  • Intake: 2024 KIR Non Clinical


The efficient development of vaccines effective against global and emerging pathogens is complicated by geographic differences in vaccine responsiveness. The relative contribution of genetic and environmental factors to differential immune responses after vaccination remains poorly defined, and is complicated by the spectrum of immune cell types involved. The Lymph nodE single-cell Genomics AnCestrY (LEGACY) Network aims to generate an ethnically-diverse single-cell atlas of lymph node (LN) vaccine response, by applying single-cell technologies to lymph node samples obtained by fine needle aspiration before and after vaccination from individuals of Black (East and West African, Afro-Caribbean) and Asian (South and South-East Asian) ancestry. These technologies capture the transcriptome, cell-surface proteome and the T-cell and B-cell receptor repertoires at high resolution. Single-cell repertoire analysis provides insights into an individual’s immunological memory but the prediction of antigen/epitope specificity from the knowledge of repertoire sequences is an on-going challenge with important implications for vaccine design.

The project will involve developing and implementing single-cell approaches for the identification of antigen-specific T and B cells, by employing spectral flow cytometry and omics methods such as BEAM-seq and LIBRA-seq. The results of these experimental analyses will be assessed against computational predictions of antigen specificity. For example, the T-cell receptor computational analyses will involve the utilisation of tools such as GLIPH2 and NetMHCIIpan, amongst others, as well the possibility to refine relevant machine learning approaches. The student will benefit from interactions with the broader LEGACY Network team, including collaborators at the Uganda Virus Research Institute, who have extensive expertise in vaccine clinical trialling. Moreover, the development of a robust workflow for capturing antigen-specificity through single-cell multi-omics will be useful not only in the context of vaccination, but will also have applications for elucidating immune response dynamics in infection, autoimmunity and malignancy.



Immunology, single-cell genomics, vaccination, lymph node, ethnic diversity



The Kennedy Institute of Rheumatology is a world-class research centre, located in the University of Oxford’s Old Road campus, housing basic and clinical scientists and bioinformatics working on immunology and inflammation. This project will combine state-of-the-art single-cell technologies, bioinformatics, and machine learning approaches and the student will receive regular training and mentoring with respect to immunology, vaccinology and computational biology. The student will join a vibrant postgraduate community at the Kennedy, and will benefit from attending seminars delivered by world-leading scientists in the department and across the University, from public engagement opportunities and from transferable skills and other training sessions.
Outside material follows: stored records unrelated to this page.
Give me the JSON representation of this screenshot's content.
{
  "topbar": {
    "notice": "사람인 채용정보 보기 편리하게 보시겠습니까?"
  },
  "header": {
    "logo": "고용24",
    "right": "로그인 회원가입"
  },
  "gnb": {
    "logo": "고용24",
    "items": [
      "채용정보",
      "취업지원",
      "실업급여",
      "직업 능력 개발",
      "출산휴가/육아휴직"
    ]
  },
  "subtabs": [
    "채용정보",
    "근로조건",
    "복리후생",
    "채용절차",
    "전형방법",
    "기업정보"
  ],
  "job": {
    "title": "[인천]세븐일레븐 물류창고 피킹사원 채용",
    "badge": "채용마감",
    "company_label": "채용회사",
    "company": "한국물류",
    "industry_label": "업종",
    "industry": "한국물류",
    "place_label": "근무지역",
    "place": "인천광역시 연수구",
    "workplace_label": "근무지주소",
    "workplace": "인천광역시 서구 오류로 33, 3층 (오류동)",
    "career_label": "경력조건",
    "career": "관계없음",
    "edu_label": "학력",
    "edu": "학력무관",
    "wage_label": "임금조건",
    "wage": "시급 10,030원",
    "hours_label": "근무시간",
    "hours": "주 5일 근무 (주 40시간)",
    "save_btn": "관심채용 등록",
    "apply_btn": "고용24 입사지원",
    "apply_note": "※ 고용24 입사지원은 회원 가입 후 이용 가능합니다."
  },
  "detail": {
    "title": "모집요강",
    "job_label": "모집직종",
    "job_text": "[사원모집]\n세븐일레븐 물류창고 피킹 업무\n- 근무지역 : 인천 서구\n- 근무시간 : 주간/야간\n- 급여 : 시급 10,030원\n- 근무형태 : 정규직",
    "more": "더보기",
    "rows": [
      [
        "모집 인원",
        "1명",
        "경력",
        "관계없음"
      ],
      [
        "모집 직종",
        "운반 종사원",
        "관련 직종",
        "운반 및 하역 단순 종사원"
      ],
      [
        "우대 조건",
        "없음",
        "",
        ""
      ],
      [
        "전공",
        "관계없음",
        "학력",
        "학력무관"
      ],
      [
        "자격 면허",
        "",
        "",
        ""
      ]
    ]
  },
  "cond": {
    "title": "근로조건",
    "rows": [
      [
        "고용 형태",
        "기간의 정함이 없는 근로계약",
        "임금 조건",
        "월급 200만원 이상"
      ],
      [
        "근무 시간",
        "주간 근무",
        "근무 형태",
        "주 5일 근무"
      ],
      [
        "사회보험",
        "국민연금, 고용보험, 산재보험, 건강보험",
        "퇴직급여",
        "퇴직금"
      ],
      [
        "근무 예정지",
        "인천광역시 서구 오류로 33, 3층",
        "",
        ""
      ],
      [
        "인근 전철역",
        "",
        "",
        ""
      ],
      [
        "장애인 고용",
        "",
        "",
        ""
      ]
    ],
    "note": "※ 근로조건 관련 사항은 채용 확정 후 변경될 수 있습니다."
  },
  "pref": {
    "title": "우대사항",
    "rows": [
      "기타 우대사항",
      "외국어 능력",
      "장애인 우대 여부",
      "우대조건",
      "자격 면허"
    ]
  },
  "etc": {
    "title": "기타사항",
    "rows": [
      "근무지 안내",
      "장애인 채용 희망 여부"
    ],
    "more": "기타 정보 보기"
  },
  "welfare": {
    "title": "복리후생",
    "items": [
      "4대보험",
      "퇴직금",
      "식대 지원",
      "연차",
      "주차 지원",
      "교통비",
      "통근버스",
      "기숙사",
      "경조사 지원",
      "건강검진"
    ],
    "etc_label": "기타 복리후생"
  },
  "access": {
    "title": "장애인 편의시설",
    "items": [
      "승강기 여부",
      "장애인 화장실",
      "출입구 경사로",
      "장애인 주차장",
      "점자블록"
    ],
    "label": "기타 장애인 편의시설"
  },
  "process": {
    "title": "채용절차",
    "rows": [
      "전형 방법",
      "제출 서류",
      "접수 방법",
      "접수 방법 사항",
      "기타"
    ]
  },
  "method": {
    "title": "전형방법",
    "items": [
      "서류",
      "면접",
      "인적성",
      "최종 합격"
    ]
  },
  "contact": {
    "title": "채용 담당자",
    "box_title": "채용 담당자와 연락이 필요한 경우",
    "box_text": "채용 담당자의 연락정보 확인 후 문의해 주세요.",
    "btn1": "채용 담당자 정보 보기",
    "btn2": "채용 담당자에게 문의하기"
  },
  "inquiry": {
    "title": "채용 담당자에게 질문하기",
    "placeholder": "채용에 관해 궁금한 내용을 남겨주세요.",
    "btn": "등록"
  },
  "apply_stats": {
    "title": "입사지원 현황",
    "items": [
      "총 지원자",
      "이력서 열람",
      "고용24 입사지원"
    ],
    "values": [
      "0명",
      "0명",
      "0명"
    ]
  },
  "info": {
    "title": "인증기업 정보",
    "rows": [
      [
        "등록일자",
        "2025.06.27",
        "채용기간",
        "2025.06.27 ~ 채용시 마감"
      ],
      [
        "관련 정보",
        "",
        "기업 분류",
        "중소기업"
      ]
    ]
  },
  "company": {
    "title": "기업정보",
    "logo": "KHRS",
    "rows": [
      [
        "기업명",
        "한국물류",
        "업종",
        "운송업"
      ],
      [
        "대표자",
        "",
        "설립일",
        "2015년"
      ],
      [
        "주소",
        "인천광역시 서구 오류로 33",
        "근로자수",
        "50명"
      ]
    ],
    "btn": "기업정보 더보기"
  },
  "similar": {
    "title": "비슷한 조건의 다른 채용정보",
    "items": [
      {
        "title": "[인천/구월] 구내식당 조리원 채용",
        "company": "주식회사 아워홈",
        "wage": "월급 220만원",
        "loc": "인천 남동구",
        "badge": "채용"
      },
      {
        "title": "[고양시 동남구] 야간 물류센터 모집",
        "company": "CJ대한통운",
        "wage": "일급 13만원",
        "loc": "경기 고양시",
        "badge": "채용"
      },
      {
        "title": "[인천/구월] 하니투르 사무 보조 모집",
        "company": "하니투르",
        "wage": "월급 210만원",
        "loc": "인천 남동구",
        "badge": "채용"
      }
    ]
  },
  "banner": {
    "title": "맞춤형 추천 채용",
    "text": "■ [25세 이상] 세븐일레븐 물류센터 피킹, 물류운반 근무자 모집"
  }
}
The student will present their work at group meetings and national and international conferences.

The Oxford Vaccine Group is a world-renowned leader in the field of vaccinology. Numbering over 250 employees, the team develop and test vaccines across the spectrum of infectious disease, most notably the Oxford Astra-Zeneca COVID-19 vaccine, which saved 6 million lives in its first year of use. As an exciting new addition to the Oxford Vaccine Group, the LEGACY Network is the only established team to be delivering multiple in vivo human lymph node studies of vaccine immunogenicity. The student will have the unique opportunity to join the LEGACY Network and to research many novel aspects of lymph node function in the context of human vaccinology, whilst broadening their knowledge through collaboration in this emerging field of experimental medicine.



Day S, et al. (2022) Comparison of blood and lymph node cells after intramuscular injection with HIV envelope immunogens. Front Immunol, 13, 991509.

Turner JS, et al. (2020) Human germinal centres engage memory and naive B cells after influenza vaccination. Nature, 586, 127-132.

COMBAT Consortium (2022) A blood atlas of COVID-19 defines hallmarks of disease severity and specificity. Cell, 185, 916-938.

Rich-Griffin C, et al. (2023) Panpipes: Pipelines for multimodal single-cell data analysis. bioRxiv;;


THEMES (4 key themes)


Computational biology


Lymph node biology